The rise in the RPI - the biggest monthly rise since 1990 - was due in part to the fact that house prices are currently rising, but were falling last year.
Analysts had expected the rate of inflation to rise, so the figures came as no surprise to the City.
"I don't think this is anything that will worry the Monetary Policy Committee [of the Bank of England] too much," said Amit Kara at UBS.
"The MPC has highlighted that inflation is going to be very volatile in the near term."
The committee sets interest rates which are the main policy tool available to control inflation.
The Bank of England has also said inflation will probably go up after the temporary reduction in VAT expires in January, although inflation is then expected to fall back again.
However, October's rise in inflation did lead some analysts to question whether the Bank would pump more money into the economy beyond the £200bn it has already announced under its quantitative easing (QE) programme.
"While such a spike [in inflation] is expected to prove a temporary affair, it is hard to reconcile the Bank rolling out QE yet further in February hot on the heels of CPI potentially returning to letter-writing territory," said Richard McGuire at RBC.
The government target for the CPI measure is 2%. The governor of the Bank of England has to write to the chancellor if the annual rate of CPI inflation is more than 3% or less than 1%.
But while some questioned the wisdom of expanding QE, others urged the Bank to continue pumping money into the economy.

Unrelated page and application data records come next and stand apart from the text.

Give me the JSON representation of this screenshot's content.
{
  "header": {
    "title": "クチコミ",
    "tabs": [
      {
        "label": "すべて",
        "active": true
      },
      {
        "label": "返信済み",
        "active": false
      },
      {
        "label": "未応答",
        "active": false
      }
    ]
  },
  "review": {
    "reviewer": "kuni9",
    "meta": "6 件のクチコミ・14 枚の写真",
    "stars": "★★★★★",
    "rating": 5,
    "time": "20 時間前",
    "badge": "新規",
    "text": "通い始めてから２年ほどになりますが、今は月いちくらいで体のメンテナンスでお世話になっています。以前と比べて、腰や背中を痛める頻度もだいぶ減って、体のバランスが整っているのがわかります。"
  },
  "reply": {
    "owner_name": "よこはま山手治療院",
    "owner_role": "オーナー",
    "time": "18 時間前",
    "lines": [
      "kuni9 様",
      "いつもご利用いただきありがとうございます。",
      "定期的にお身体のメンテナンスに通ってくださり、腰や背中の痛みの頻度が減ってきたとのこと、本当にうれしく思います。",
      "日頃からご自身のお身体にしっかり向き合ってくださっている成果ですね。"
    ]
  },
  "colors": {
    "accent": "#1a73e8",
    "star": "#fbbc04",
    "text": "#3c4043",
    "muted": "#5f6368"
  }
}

"Given the serious risks facing the UK economy and the dangers of a double-dip recession in 2010, it is important for the MPC to persevere with an aggressive QE programme, and to consider special measures aimed at boosting bank lending to businesses," said David Kern, chief economist at the British Chambers of Commerce.